James said he is in constant contact with the composers, each of them wanting to share their ideas of how their works are being interpreted.
“[The composers] are all very curious. One composer emailed me this morning with all these thoughts,” he said. “Composers are really eager to be involved, and it’s almost painful for them to know that someone’s doing their music and they can’t hear it in the rehearsal process.”
Angerhofer said performing songs that have not been acted out before is a remarkable experience that affects all parties involved.
“I think for them, they must be really excited about being able to see what they’ve conceptualized up on its feet,” Angerhofer said. “It’s a spiral effect in that they write something, we go to work on it, they get to see it, they might get some new ideas and new thoughts, and it just takes from there.”
The variety of the opera also adds an air of intrigue. Angerhofer explained how each excerpt originated from different styles of composing, therefore resulting in a range of genres.
“Some of them are really focused on composing opera. Others of them have done more folk music,” Angerhofer said. “Some of them are electronic music. [The concert will be] a neat blend of genres.”
The Opera Workshop performance not only gives experience to the students producing the show, but also to the cast who will be performing in front of an audience with cameras nearby. James said he expects the concert to be an engaging show for both the cast and audience.

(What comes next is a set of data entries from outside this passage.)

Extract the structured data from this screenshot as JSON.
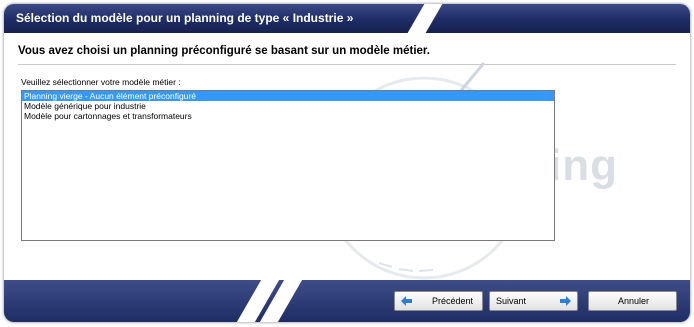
{
  "window": {
    "title": "Sélection du modèle pour un planning de type « Industrie »"
  },
  "main": {
    "heading": "Vous avez choisi un planning préconfiguré se basant sur un modèle métier.",
    "list_label": "Veuillez sélectionner votre modèle métier :",
    "models": [
      {
        "label": "Planning vierge - Aucun élément préconfiguré",
        "selected": true
      },
      {
        "label": "Modèle générique pour industrie",
        "selected": false
      },
      {
        "label": "Modèle pour cartonnages et transformateurs",
        "selected": false
      }
    ],
    "watermark_text": "ing"
  },
  "footer": {
    "previous_label": "Précédent",
    "next_label": "Suivant",
    "cancel_label": "Annuler"
  },
  "colors": {
    "title_bar": "#1e2c66",
    "selection": "#3399ff",
    "arrow": "#2a7fd4"
  },
  "icons": {
    "previous": "arrow-left-icon",
    "next": "arrow-right-icon"
  }
}
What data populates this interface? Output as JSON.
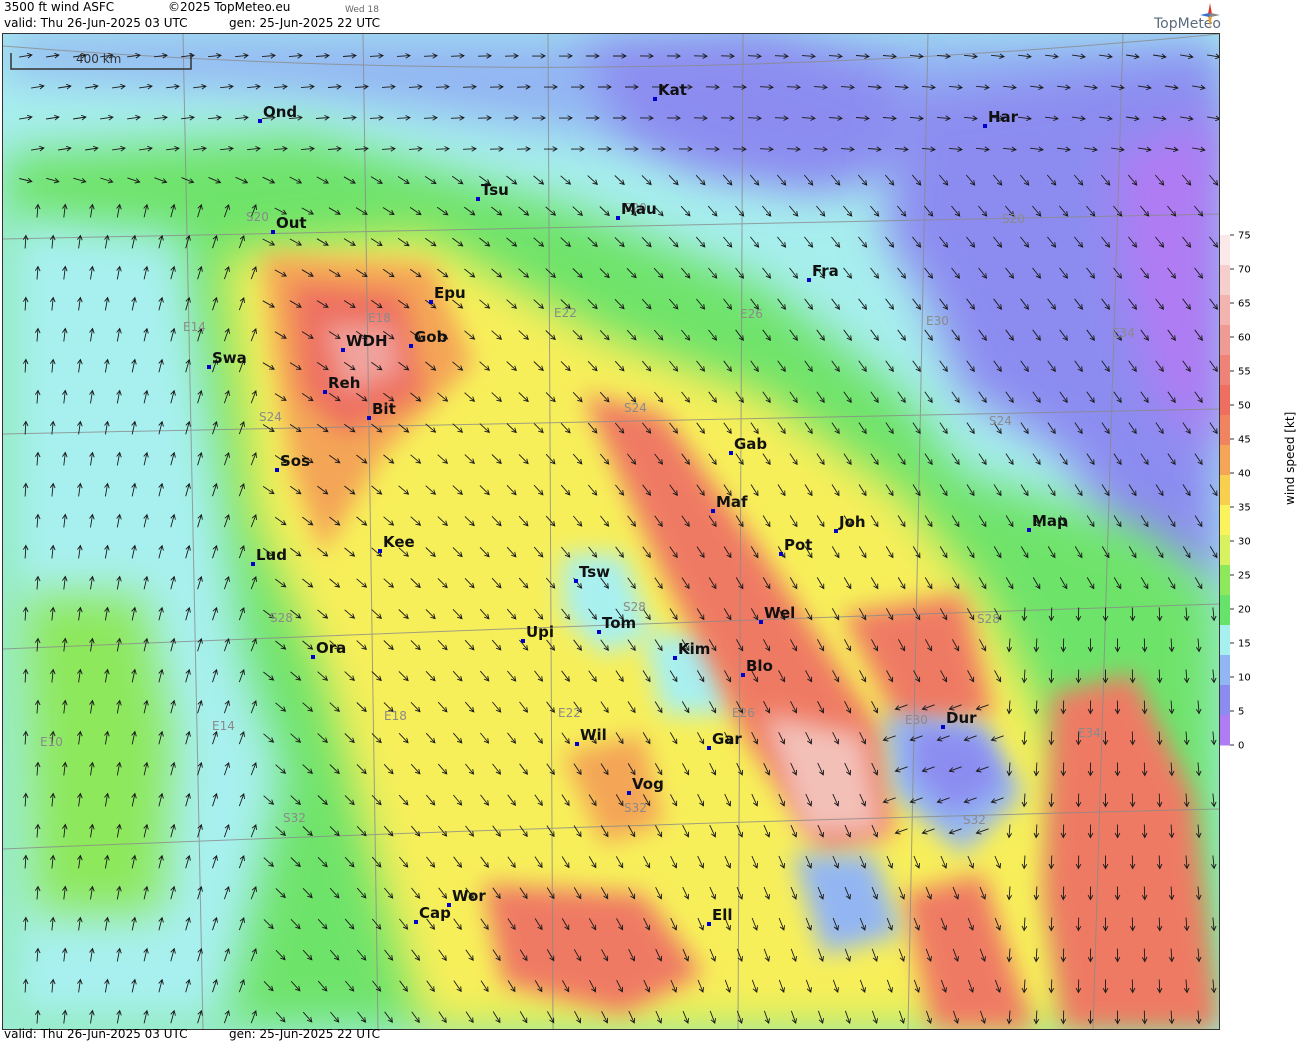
{
  "header": {
    "product": "3500 ft wind ASFC",
    "copyright": "©2025 TopMeteo.eu",
    "day_hint": "Wed 18",
    "valid_line": "valid:  Thu   26-Jun-2025  03 UTC",
    "gen_line": "gen:  25-Jun-2025 22 UTC"
  },
  "footer": {
    "valid_line": "valid:  Thu   26-Jun-2025  03 UTC",
    "gen_line": "gen:  25-Jun-2025 22 UTC"
  },
  "logo": {
    "name": "TopMeteo",
    "icon": "compass-star-icon"
  },
  "scale_bar": {
    "label": "400 km"
  },
  "legend": {
    "title": "wind speed  [kt]",
    "ticks": [
      "75",
      "70",
      "65",
      "60",
      "55",
      "50",
      "45",
      "40",
      "35",
      "30",
      "25",
      "20",
      "15",
      "10",
      "5",
      "0"
    ],
    "colors": [
      "#fbe9e9",
      "#f6cfcd",
      "#f3b3af",
      "#f09a94",
      "#ef8378",
      "#ee6f60",
      "#f0845f",
      "#f4a557",
      "#f8d04d",
      "#fbf35c",
      "#d7f25e",
      "#8de85c",
      "#67e26b",
      "#a8f0f0",
      "#92b6f3",
      "#8c8cf0",
      "#b07cf3"
    ]
  },
  "cities": [
    {
      "name": "Kat"
    },
    {
      "name": "Ond"
    },
    {
      "name": "Har"
    },
    {
      "name": "Tsu"
    },
    {
      "name": "Mau"
    },
    {
      "name": "Out"
    },
    {
      "name": "Fra"
    },
    {
      "name": "Epu"
    },
    {
      "name": "WDH"
    },
    {
      "name": "Gob"
    },
    {
      "name": "Swa"
    },
    {
      "name": "Reh"
    },
    {
      "name": "Bit"
    },
    {
      "name": "Gab"
    },
    {
      "name": "Sos"
    },
    {
      "name": "Maf"
    },
    {
      "name": "Joh"
    },
    {
      "name": "Map"
    },
    {
      "name": "Pot"
    },
    {
      "name": "Kee"
    },
    {
      "name": "Lud"
    },
    {
      "name": "Tsw"
    },
    {
      "name": "Wel"
    },
    {
      "name": "Tom"
    },
    {
      "name": "Upi"
    },
    {
      "name": "Kim"
    },
    {
      "name": "Ora"
    },
    {
      "name": "Blo"
    },
    {
      "name": "Dur"
    },
    {
      "name": "Wil"
    },
    {
      "name": "Gar"
    },
    {
      "name": "Vog"
    },
    {
      "name": "Wor"
    },
    {
      "name": "Cap"
    },
    {
      "name": "Ell"
    }
  ],
  "sector_labels": [
    {
      "text": "S20"
    },
    {
      "text": "S20"
    },
    {
      "text": "S20"
    },
    {
      "text": "E14"
    },
    {
      "text": "E18"
    },
    {
      "text": "E22"
    },
    {
      "text": "E26"
    },
    {
      "text": "E30"
    },
    {
      "text": "E34"
    },
    {
      "text": "S24"
    },
    {
      "text": "S24"
    },
    {
      "text": "S24"
    },
    {
      "text": "S28"
    },
    {
      "text": "S28"
    },
    {
      "text": "S28"
    },
    {
      "text": "E10"
    },
    {
      "text": "E14"
    },
    {
      "text": "E18"
    },
    {
      "text": "E22"
    },
    {
      "text": "E26"
    },
    {
      "text": "E30"
    },
    {
      "text": "E34"
    },
    {
      "text": "S32"
    },
    {
      "text": "S32"
    },
    {
      "text": "S32"
    }
  ]
}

“It’s very difficult music, and it’s been a huge challenge for everyone involved,” James said. “Everyone’s had to rise to the occasion because it’s out of their comfort zone, and it will be out of the audience’s comfort zone.”